What techniques can be used to identify the root cause of a problem?
Several different techniques can be used to identify the root cause of a problem. These include the 5 Whys, Fishbone Diagrams (also known as Ishikawa diagrams), Cause and Effect diagrams, Fault Tree Analysis, Change Analysis, and Data Mining.
The 5 Whys technique is a tool often used by quality engineers and problem solvers to identify the real cause of a problem by asking “why” five times in succession. In this method, each “why” leads to another question which helps to narrow down the source of the problem. The goal is to go from a symptom of a problem to uncovering its root cause.
Fishbone Diagrams are used to analyze the potential causes of an issue or event by examining all possible contributing factors, both internal and external. This technique can help structure discussions around brainstorming possible reasons why something might have happened and allows teams to group potential causes into categories to easily assess their potential impacts.
Cause and Effect diagrams can be used to visually illustrate the causal relationships between various factors that could contribute to a given problem. The basic premise of this method is that for every effect there’s usually one or more root causes that are responsible for it.
Fault Tree Analysis is a tool designed to identify how different elements interact with each other to form components of a failure mode. It’s great for identifying failures in systems with multiple components such as machines, processes, or entire systems where it can be hard to pinpoint what went wrong.
Change Analysis involves looking at all the changes made before an issue, allowing teams to retrospectively identify what might have led up to it and take necessary corrective action faster.
Finally, Data Mining is an advanced analytics technique that involves extracting large amounts of data from various sources, analyzing patterns among them, and then interpreting these patterns to derive insights that explain why things are happening the way they are.

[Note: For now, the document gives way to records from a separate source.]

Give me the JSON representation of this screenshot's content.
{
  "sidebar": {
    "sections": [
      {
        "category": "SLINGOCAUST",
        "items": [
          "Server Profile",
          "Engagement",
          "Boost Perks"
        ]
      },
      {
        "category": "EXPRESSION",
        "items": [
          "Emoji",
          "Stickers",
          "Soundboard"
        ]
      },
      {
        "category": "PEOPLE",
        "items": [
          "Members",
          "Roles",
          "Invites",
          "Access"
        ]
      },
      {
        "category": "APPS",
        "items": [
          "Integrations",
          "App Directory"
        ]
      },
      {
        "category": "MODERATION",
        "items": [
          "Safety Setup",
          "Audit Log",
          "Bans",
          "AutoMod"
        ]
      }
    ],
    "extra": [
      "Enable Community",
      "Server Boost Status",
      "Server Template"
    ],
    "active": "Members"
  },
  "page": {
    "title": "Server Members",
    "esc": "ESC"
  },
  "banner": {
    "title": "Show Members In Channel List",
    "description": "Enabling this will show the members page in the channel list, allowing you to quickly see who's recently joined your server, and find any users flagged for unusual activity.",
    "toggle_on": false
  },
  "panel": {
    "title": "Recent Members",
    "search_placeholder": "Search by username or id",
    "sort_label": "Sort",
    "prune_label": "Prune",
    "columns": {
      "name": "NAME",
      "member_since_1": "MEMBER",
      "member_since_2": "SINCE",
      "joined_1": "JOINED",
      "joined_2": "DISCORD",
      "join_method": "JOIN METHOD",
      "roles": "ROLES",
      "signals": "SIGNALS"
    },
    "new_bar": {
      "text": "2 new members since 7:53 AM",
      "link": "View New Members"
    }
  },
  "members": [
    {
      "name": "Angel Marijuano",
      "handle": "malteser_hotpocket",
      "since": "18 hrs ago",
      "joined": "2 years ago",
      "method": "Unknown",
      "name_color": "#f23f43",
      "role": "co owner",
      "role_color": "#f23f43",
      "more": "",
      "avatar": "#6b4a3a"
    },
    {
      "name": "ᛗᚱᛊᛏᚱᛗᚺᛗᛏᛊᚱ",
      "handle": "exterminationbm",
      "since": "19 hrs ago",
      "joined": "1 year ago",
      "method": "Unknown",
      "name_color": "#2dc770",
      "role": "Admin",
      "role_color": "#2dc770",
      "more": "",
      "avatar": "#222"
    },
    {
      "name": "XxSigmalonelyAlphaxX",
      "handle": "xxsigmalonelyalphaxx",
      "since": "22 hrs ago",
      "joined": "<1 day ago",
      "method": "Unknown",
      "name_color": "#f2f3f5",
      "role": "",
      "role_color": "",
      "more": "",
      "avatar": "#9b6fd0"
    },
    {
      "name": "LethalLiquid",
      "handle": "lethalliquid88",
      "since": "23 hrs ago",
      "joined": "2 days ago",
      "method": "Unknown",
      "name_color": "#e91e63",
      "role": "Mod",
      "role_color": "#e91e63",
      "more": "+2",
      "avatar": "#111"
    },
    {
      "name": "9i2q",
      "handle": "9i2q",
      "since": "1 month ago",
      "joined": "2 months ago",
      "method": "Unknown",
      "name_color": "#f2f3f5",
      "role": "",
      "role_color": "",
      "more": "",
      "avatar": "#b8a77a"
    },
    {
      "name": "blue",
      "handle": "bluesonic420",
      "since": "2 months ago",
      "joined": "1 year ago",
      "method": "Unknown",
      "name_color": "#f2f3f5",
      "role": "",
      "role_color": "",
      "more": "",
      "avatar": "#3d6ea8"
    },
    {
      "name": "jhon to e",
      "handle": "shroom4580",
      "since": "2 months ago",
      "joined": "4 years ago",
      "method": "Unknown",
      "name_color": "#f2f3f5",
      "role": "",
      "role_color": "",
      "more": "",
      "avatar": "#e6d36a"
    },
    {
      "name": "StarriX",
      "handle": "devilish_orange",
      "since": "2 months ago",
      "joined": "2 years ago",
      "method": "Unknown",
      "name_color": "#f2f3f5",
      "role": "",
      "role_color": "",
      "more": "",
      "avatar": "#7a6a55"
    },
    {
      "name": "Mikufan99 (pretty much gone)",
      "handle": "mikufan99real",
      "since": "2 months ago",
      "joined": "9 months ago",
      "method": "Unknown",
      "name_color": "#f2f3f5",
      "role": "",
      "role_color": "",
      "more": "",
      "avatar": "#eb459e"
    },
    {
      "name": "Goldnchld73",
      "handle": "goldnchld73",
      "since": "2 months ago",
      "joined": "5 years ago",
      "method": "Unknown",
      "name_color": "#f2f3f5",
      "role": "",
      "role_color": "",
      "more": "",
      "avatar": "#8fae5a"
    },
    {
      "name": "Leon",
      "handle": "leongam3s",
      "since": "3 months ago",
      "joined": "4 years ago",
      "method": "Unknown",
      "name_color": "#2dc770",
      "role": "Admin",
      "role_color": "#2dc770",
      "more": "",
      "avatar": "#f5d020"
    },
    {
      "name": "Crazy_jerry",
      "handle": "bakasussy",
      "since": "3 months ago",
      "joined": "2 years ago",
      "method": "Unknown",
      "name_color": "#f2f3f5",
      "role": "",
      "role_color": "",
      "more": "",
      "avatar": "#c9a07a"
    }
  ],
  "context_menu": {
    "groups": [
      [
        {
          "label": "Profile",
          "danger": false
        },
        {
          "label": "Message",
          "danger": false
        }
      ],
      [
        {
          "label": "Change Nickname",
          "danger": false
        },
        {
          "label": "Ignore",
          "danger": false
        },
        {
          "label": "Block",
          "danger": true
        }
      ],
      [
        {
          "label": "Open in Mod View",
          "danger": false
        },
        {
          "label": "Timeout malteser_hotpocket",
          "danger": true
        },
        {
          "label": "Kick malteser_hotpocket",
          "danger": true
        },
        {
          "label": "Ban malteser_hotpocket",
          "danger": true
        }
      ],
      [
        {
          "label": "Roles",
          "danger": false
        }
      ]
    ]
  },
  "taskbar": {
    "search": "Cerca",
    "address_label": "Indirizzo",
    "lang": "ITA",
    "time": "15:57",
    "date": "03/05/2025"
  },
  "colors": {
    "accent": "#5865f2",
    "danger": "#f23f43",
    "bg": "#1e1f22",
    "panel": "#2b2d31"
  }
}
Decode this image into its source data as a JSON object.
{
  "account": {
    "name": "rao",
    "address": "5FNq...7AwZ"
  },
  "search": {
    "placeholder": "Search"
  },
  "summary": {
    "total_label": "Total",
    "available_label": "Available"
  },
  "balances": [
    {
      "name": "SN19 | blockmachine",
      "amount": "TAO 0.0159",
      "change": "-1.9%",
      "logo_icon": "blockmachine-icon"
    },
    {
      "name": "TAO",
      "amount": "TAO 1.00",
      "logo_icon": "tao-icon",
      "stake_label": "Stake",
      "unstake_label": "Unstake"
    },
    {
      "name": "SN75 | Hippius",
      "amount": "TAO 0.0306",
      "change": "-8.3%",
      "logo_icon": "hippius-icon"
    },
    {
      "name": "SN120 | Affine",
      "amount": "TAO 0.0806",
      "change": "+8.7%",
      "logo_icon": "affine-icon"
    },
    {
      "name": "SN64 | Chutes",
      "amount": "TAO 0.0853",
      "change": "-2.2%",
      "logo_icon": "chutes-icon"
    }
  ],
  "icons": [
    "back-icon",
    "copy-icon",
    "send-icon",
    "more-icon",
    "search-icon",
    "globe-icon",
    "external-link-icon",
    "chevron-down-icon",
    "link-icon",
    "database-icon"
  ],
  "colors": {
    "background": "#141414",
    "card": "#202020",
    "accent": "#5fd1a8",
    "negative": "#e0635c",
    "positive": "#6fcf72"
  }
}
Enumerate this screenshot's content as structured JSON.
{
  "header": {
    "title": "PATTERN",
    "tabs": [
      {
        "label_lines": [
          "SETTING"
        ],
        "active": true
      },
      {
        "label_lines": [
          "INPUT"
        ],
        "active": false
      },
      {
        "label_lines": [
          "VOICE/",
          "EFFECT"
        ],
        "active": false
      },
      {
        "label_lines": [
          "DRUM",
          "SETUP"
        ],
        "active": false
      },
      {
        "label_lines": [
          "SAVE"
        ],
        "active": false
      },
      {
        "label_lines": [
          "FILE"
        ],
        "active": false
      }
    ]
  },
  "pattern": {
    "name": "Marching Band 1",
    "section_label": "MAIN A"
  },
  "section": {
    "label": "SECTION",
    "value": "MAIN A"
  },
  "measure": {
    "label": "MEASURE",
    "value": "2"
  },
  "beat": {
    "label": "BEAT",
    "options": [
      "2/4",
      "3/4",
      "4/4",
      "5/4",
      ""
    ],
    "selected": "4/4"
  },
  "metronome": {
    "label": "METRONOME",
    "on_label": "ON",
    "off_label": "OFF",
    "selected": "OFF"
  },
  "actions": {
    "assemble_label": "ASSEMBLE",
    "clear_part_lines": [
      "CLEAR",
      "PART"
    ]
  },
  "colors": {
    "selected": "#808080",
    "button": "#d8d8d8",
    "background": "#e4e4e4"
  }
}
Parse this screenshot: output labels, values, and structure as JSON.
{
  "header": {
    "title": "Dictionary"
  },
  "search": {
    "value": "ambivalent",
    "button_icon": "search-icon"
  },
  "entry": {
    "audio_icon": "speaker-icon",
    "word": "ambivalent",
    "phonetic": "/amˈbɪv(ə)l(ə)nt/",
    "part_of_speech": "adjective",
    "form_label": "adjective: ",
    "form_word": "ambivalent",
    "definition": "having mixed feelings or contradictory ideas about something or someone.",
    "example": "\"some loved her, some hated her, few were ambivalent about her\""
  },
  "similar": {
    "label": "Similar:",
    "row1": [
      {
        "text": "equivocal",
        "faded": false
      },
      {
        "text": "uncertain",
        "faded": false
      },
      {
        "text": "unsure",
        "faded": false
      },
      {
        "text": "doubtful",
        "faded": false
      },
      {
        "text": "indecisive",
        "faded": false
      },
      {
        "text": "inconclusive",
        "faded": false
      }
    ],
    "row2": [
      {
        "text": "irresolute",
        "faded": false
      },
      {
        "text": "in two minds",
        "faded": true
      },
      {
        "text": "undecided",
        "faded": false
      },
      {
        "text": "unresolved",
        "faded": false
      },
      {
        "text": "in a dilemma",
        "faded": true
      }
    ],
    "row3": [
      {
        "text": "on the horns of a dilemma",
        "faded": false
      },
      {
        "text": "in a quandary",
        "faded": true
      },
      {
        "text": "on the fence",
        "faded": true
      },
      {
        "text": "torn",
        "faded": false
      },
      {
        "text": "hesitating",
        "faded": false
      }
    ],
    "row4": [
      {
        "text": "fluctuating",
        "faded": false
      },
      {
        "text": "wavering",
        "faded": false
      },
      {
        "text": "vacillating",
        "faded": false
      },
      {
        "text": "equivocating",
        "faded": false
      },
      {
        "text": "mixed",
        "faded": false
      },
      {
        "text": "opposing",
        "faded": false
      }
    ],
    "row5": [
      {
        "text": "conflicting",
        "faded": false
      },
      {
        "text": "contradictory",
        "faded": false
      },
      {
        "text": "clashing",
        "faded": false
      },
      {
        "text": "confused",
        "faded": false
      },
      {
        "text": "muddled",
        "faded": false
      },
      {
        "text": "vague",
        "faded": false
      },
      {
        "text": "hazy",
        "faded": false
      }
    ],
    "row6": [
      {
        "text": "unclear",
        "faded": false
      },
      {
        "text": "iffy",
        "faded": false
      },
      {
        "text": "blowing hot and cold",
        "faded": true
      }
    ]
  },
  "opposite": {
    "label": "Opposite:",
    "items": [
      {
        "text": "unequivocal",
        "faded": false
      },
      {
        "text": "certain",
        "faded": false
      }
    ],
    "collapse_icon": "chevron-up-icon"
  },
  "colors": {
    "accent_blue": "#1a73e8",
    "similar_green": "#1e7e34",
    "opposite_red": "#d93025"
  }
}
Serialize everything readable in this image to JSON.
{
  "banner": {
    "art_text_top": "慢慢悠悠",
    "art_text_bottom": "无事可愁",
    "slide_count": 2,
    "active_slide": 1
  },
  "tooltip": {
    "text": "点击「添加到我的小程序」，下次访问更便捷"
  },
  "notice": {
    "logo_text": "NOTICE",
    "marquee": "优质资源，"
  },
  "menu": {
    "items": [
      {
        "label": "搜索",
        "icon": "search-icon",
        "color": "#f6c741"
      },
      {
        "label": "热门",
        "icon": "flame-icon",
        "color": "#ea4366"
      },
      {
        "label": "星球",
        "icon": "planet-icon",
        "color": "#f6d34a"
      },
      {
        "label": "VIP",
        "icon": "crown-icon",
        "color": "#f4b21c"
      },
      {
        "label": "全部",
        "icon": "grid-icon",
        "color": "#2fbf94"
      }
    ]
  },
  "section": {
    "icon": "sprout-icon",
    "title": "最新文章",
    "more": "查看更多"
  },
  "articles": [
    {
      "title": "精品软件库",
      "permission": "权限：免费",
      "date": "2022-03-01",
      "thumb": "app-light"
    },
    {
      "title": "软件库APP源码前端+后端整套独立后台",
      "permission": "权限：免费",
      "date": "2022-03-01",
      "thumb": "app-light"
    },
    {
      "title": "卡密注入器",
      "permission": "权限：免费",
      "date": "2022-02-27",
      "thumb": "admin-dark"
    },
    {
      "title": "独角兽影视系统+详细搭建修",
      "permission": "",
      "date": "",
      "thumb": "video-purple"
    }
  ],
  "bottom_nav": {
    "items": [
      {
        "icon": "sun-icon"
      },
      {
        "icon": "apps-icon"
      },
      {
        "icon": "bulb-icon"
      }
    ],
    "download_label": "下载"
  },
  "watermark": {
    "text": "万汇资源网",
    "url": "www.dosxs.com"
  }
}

Such knowledge can then be used as part of root cause analysis efforts by helping investigators discover potential correlations between factors that contribute to problems.